--- TASK DIRECTIONS ---
Scan the entries for the word "content" and return every line that has it.

(Website and app data records)
=== Begin Enclosure ===

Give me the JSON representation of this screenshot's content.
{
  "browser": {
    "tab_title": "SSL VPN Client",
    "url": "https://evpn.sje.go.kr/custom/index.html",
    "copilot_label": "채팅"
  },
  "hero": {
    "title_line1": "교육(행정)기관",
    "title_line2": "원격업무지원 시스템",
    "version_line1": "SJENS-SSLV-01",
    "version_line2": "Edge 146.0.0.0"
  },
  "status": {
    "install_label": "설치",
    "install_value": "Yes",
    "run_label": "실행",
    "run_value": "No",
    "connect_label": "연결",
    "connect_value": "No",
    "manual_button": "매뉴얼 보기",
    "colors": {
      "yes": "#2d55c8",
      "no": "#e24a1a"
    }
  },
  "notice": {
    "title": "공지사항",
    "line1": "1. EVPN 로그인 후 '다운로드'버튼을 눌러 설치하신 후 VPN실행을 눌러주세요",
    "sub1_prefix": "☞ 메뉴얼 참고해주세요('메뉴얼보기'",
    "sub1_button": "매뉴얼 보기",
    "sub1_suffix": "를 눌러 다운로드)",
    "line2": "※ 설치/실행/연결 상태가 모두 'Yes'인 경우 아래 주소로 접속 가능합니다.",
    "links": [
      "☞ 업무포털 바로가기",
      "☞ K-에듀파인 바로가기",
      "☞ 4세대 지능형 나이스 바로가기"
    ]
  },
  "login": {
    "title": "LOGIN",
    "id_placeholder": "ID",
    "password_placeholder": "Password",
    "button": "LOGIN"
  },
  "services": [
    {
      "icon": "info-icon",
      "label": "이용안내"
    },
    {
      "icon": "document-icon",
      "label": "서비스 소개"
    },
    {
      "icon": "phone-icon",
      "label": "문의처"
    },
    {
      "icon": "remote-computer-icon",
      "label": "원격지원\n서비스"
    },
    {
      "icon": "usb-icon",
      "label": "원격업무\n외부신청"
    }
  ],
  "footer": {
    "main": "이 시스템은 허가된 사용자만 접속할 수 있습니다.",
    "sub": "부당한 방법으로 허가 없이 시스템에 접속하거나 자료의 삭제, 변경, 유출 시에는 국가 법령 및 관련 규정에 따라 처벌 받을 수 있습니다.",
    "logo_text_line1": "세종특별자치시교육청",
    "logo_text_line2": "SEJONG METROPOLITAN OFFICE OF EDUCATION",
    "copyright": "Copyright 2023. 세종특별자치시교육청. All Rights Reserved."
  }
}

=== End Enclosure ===
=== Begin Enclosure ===

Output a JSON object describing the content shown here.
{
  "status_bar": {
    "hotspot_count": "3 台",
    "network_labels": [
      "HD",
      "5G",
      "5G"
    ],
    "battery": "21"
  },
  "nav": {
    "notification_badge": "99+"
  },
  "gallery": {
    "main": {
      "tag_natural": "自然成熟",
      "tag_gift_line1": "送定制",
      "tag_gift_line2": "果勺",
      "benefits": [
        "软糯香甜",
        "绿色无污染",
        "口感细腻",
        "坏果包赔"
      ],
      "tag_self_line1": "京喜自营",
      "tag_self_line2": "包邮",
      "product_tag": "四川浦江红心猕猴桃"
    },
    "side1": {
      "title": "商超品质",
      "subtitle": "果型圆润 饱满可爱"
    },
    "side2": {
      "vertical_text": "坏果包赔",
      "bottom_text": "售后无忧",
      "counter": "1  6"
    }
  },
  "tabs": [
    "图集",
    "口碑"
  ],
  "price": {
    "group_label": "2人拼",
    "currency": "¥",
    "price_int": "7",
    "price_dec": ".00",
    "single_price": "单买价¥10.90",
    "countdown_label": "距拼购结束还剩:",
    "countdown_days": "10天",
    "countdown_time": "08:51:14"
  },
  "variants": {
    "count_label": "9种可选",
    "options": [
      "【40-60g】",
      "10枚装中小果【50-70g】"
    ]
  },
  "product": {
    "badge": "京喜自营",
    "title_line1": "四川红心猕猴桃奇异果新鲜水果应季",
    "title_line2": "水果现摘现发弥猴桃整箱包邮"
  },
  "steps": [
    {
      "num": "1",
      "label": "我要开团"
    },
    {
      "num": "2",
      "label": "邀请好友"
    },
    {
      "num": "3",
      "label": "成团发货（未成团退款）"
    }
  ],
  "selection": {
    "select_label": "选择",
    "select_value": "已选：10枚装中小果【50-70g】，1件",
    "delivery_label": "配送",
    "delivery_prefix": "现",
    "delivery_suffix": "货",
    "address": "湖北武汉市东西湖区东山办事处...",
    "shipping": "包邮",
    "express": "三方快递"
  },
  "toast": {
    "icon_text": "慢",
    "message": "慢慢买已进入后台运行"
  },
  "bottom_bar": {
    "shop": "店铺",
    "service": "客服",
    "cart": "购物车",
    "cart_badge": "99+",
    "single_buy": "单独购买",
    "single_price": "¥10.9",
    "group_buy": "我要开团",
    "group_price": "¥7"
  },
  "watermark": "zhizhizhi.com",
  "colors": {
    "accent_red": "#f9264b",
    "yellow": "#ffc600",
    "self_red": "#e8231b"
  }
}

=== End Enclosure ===
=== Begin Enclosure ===

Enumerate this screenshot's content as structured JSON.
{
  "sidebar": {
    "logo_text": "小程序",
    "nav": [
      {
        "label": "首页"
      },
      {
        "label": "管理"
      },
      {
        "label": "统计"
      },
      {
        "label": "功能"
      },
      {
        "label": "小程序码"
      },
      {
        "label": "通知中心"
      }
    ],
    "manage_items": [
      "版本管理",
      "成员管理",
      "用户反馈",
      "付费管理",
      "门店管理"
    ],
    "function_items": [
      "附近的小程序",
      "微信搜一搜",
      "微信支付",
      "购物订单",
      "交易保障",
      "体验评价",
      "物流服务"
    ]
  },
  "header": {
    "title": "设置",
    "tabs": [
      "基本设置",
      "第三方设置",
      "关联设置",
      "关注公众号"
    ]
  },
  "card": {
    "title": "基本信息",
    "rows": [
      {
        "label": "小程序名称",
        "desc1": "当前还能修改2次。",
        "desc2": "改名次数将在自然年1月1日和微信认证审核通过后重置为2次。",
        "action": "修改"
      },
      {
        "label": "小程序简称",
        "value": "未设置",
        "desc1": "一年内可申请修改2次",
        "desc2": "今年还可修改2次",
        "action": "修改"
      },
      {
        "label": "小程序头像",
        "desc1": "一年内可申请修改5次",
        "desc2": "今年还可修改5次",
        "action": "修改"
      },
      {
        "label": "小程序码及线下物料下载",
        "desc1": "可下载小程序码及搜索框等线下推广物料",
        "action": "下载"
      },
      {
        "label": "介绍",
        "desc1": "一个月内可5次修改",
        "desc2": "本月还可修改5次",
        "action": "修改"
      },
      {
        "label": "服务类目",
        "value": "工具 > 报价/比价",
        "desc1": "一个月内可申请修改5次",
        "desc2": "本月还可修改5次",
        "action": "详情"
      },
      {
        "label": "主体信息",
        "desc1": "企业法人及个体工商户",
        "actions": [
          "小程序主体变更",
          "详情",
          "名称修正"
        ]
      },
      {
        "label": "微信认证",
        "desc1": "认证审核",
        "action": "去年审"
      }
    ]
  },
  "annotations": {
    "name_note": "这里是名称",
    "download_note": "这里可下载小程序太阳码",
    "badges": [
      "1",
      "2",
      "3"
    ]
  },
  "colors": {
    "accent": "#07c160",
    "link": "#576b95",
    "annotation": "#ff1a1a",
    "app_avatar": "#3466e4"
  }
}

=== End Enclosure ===

--- TASK SOLUTION ---
Give me the JSON representation of this screenshot's content.
Output a JSON object describing the content shown here.
Enumerate this screenshot's content as structured JSON.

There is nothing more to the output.